Community members rallied, said Shurtleff, when the state Department of Natural Resources began taking public comment on Weyerhaeuser’s pair of Forest Practices Applications (FPA) for the Nason Ridge property in June and July. The FPAs reviewed Weyerhaeuser’s proposal for a clear-cut of 161 acres and selective cutting on an adjacent 45 acres.

In their petition, community members emphasized that they were not opposed to logging — just the clear-cut of timber from the visible and, they argued, “steep, unstable slopes directly above dozens of homes.”

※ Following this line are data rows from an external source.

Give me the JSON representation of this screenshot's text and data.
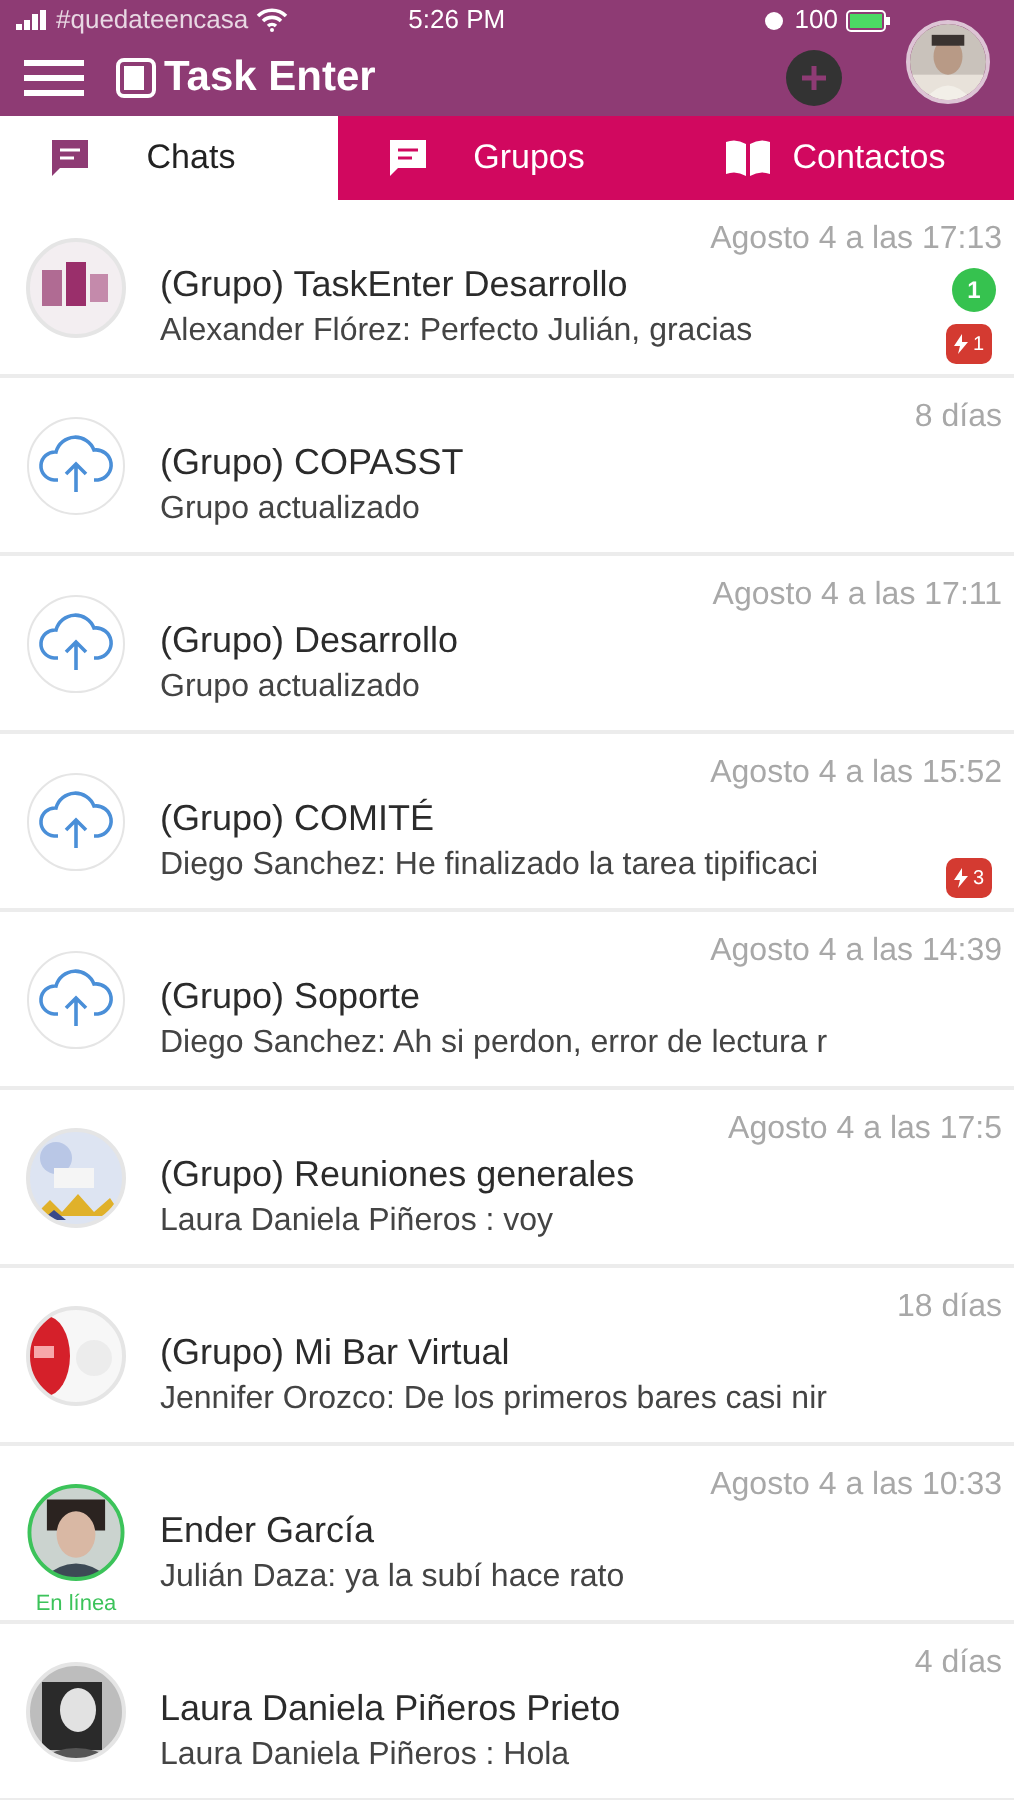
{
  "status_bar": {
    "carrier": "#quedateencasa",
    "time": "5:26 PM",
    "battery": "100"
  },
  "header": {
    "title": "Task Enter"
  },
  "tabs": [
    {
      "label": "Chats",
      "selected": true,
      "kind": "chat"
    },
    {
      "label": "Grupos",
      "selected": false,
      "kind": "chat"
    },
    {
      "label": "Contactos",
      "selected": false,
      "kind": "book"
    }
  ],
  "chats": [
    {
      "kind": "picture",
      "title": "(Grupo) TaskEnter Desarrollo",
      "preview": "Alexander Flórez: Perfecto Julián, gracias",
      "time": "Agosto 4 a las 17:13",
      "unread": "1",
      "alerts": "1",
      "online": false
    },
    {
      "kind": "cloud",
      "title": "(Grupo) COPASST",
      "preview": "Grupo actualizado",
      "time": "8 días",
      "online": false
    },
    {
      "kind": "cloud",
      "title": "(Grupo) Desarrollo",
      "preview": "Grupo actualizado",
      "time": "Agosto 4 a las 17:11",
      "online": false
    },
    {
      "kind": "cloud",
      "title": "(Grupo) COMITÉ",
      "preview": "Diego Sanchez: He finalizado la tarea tipificaci",
      "time": "Agosto 4 a las 15:52",
      "alerts": "3",
      "online": false
    },
    {
      "kind": "cloud",
      "title": "(Grupo) Soporte",
      "preview": "Diego Sanchez: Ah si perdon, error de lectura r",
      "time": "Agosto 4 a las 14:39",
      "online": false
    },
    {
      "kind": "picture",
      "title": "(Grupo) Reuniones generales",
      "preview": "Laura Daniela Piñeros : voy",
      "time": "Agosto 4 a las 17:5",
      "online": false
    },
    {
      "kind": "picture",
      "title": "(Grupo) Mi Bar Virtual",
      "preview": "Jennifer Orozco: De los primeros bares casi nir",
      "time": "18 días",
      "online": false
    },
    {
      "kind": "picture",
      "title": "Ender García",
      "preview": "Julián Daza: ya la subí hace rato",
      "time": "Agosto 4 a las 10:33",
      "online": true,
      "online_label": "En línea"
    },
    {
      "kind": "picture",
      "title": "Laura Daniela Piñeros Prieto",
      "preview": "Laura Daniela Piñeros : Hola",
      "time": "4 días",
      "online": false
    }
  ]
}
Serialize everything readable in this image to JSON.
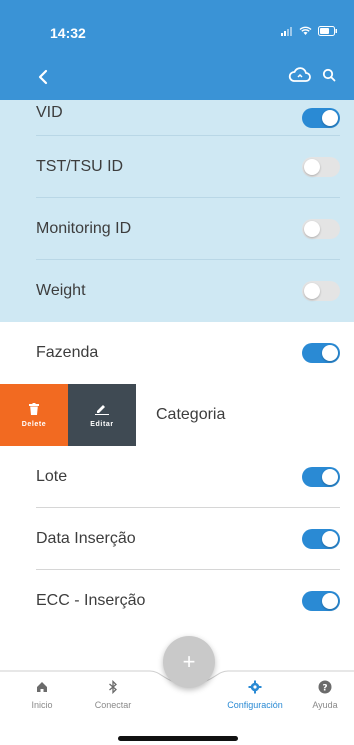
{
  "status_bar": {
    "time": "14:32"
  },
  "nav": {
    "back_icon": "chevron-left-icon",
    "cloud_icon": "cloud-sync-icon",
    "search_icon": "search-icon"
  },
  "rows": [
    {
      "label": "VID",
      "enabled": true
    },
    {
      "label": "TST/TSU ID",
      "enabled": false
    },
    {
      "label": "Monitoring ID",
      "enabled": false
    },
    {
      "label": "Weight",
      "enabled": false
    },
    {
      "label": "Fazenda",
      "enabled": true
    },
    {
      "label": "Categoria"
    },
    {
      "label": "Lote",
      "enabled": true
    },
    {
      "label": "Data Inserção",
      "enabled": true
    },
    {
      "label": "ECC - Inserção",
      "enabled": true
    }
  ],
  "swipe_actions": {
    "delete_label": "Delete",
    "edit_label": "Editar"
  },
  "tabs": [
    {
      "label": "Inicio",
      "icon": "home-icon"
    },
    {
      "label": "Conectar",
      "icon": "bluetooth-icon"
    },
    {
      "label": "Configuración",
      "icon": "gear-icon"
    },
    {
      "label": "Ayuda",
      "icon": "help-icon"
    }
  ],
  "fab": {
    "label": "+"
  },
  "colors": {
    "header": "#3a93d6",
    "accent": "#2a8ad4",
    "delete": "#f26a21",
    "edit": "#3f4a53",
    "shaded_row": "#cfe8f3"
  }
}
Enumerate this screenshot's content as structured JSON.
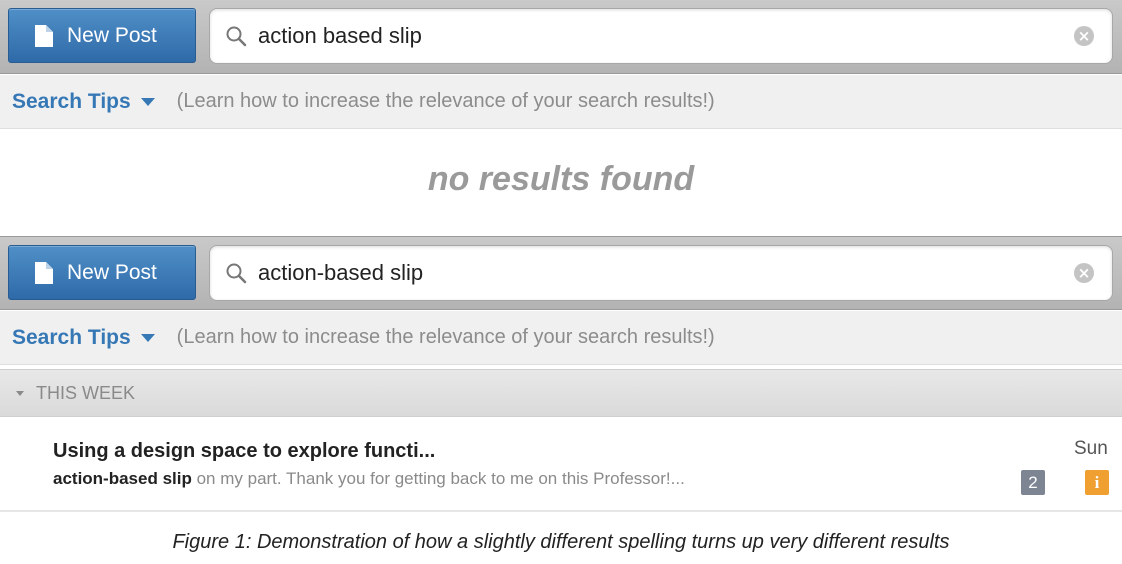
{
  "screens": [
    {
      "new_post_label": "New Post",
      "search_value": "action based slip",
      "search_tips_label": "Search Tips",
      "search_tips_description": "(Learn how to increase the relevance of your search results!)",
      "empty_message": "no results found"
    },
    {
      "new_post_label": "New Post",
      "search_value": "action-based slip",
      "search_tips_label": "Search Tips",
      "search_tips_description": "(Learn how to increase the relevance of your search results!)",
      "group_header": "THIS WEEK",
      "results": [
        {
          "title": "Using a design space to explore functi...",
          "snippet_highlight": "action-based slip",
          "snippet_rest": " on my part. Thank you for getting back to me on this Professor!...",
          "date": "Sun",
          "count_badge": "2",
          "info_badge": "i"
        }
      ]
    }
  ],
  "caption": "Figure 1: Demonstration of how a slightly different spelling turns up very different results",
  "colors": {
    "accent_blue": "#3578b5",
    "button_blue": "#2f6aa8",
    "badge_gray": "#7d8593",
    "badge_orange": "#f0a030"
  },
  "icons": [
    "document-icon",
    "search-icon",
    "clear-icon",
    "caret-down-icon",
    "triangle-down-icon"
  ]
}
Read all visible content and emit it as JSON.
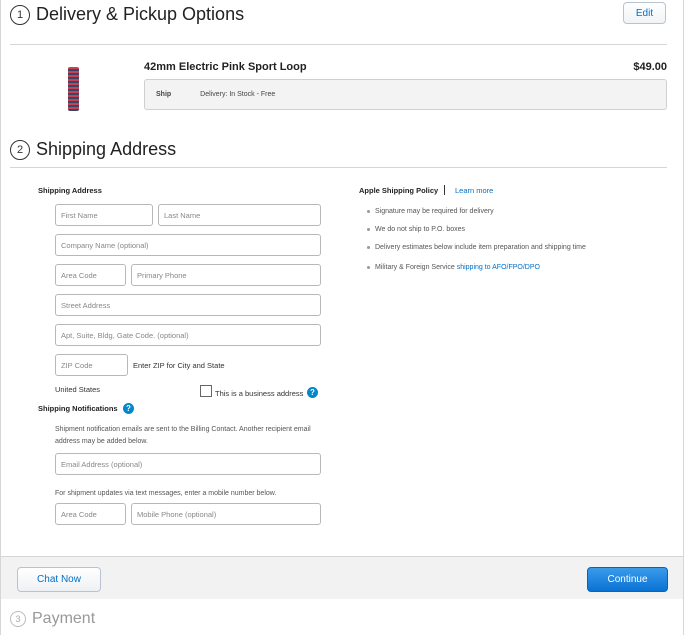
{
  "steps": {
    "delivery": {
      "number": "1",
      "title": "Delivery & Pickup Options",
      "edit_label": "Edit"
    },
    "shipping": {
      "number": "2",
      "title": "Shipping Address"
    },
    "payment": {
      "number": "3",
      "title": "Payment"
    }
  },
  "product": {
    "name": "42mm Electric Pink Sport Loop",
    "price": "$49.00",
    "ship_label": "Ship",
    "ship_value": "Delivery: In Stock - Free",
    "image_icon": "sport-loop-band-image",
    "band_colors": {
      "base": "#3d4660",
      "accent": "#c4425a"
    }
  },
  "address_form": {
    "section_label": "Shipping Address",
    "first_name_placeholder": "First Name",
    "last_name_placeholder": "Last Name",
    "company_placeholder": "Company Name (optional)",
    "area_code_placeholder": "Area Code",
    "primary_phone_placeholder": "Primary Phone",
    "street_placeholder": "Street Address",
    "apt_placeholder": "Apt, Suite, Bldg, Gate Code. (optional)",
    "zip_placeholder": "ZIP Code",
    "zip_hint": "Enter ZIP for City and State",
    "country": "United States",
    "business_label": "This is a business address"
  },
  "notifications": {
    "section_label": "Shipping Notifications",
    "email_note": "Shipment notification emails are sent to the Billing Contact. Another recipient email address may be added below.",
    "email_placeholder": "Email Address (optional)",
    "sms_note": "For shipment updates via text messages, enter a mobile number below.",
    "area_code_placeholder": "Area Code",
    "mobile_placeholder": "Mobile Phone (optional)"
  },
  "policy": {
    "title": "Apple Shipping Policy",
    "learn_more": "Learn more",
    "items": [
      "Signature may be required for delivery",
      "We do not ship to P.O. boxes",
      "Delivery estimates below include item preparation and shipping time",
      "Military & Foreign Service"
    ],
    "military_link": "shipping to AFO/FPO/DPO"
  },
  "actions": {
    "chat_label": "Chat Now",
    "continue_label": "Continue"
  },
  "colors": {
    "accent": "#0070c9",
    "primary_button": "#0a72d4"
  }
}
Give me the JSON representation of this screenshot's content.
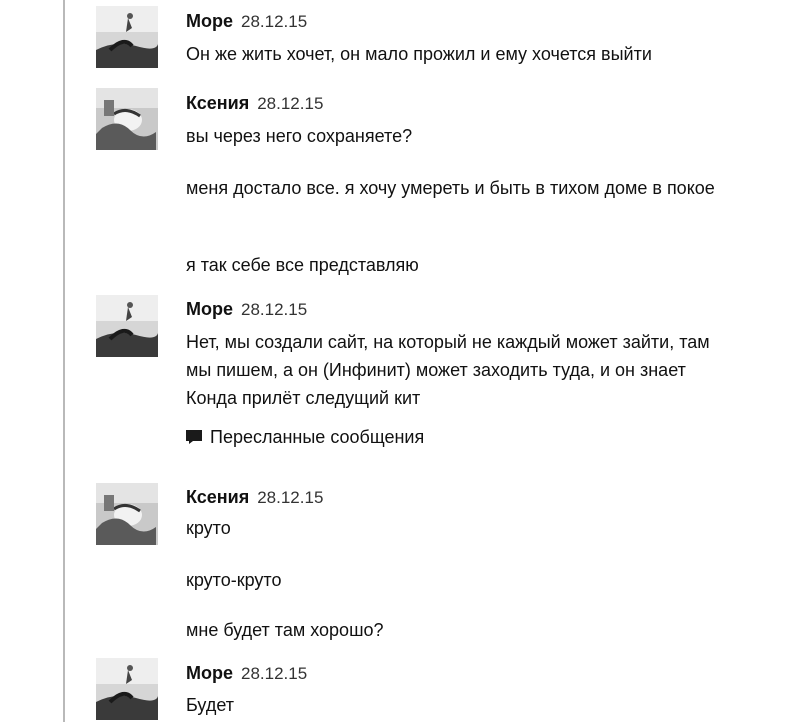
{
  "messages": [
    {
      "author": "Море",
      "date": "28.12.15",
      "avatar_icon": "sea-avatar-icon",
      "lines": [
        "Он же жить хочет, он мало прожил и ему хочется выйти"
      ]
    },
    {
      "author": "Ксения",
      "date": "28.12.15",
      "avatar_icon": "ksenia-avatar-icon",
      "lines": [
        "вы через него сохраняете?",
        "меня достало все. я хочу умереть и быть в тихом доме в покое",
        "я так себе все представляю"
      ]
    },
    {
      "author": "Море",
      "date": "28.12.15",
      "avatar_icon": "sea-avatar-icon",
      "lines": [
        "Нет, мы создали сайт, на который не каждый может зайти, там мы пишем, а он (Инфинит) может заходить туда, и он знает Конда прилёт следущий кит"
      ],
      "forwarded_label": "Пересланные сообщения",
      "forwarded_icon": "forwarded-messages-icon"
    },
    {
      "author": "Ксения",
      "date": "28.12.15",
      "avatar_icon": "ksenia-avatar-icon",
      "lines": [
        "круто",
        "круто-круто",
        "мне будет там хорошо?"
      ]
    },
    {
      "author": "Море",
      "date": "28.12.15",
      "avatar_icon": "sea-avatar-icon",
      "lines": [
        "Будет"
      ]
    }
  ]
}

Community concerns over the clear-cut included a potential for avalanches and landslides, flooding from denuded slopes, worsening of water quality, increase of fuel loads for wildfires and the bare ridgetop seen by residents and the thousands of annual visitors to Lake Wenatchee State Park.

The group also expressed concern over logging along the Nason Ridge Trail, a scenic path used by hikers, motorcyclists, horseback riders, skiers and snowshoers.

On July 26, DNR approved the FPAs, stating that Weyerhaeuser met regulatory requirements for slope stability, stream protection, avalanche hazards, road construction, reforestation, fire hazards and wildlife and fish impacts. Under the FPAs, the company has three years to harvest the property. Aesthetics are not regulated under Forest Practice rules, the DNR said.

Approval of the Weyerhaeuser FPAs is followed by a 30-day appeal window.

“Representatives from the DNR — including department geologists — local citizens, tribal representatives and our internal foresters examined the (Nason Ridge) site,” said Anthony Chavez, government relations manager for Weyerhaeuser. “After extensive review, the site has been deemed safe to harvest.”

On the possibility of selling the property, Chavez said, “I can tell you that we are always evaluating our land and timber for the best value outcome. We will review any proposal through the lens of that analysis.”

He added, “However, in the meantime, we have three years under the FPA to harvest the unit. Our plan would be to harvest the unit later this fall or early next year, followed by replanting.”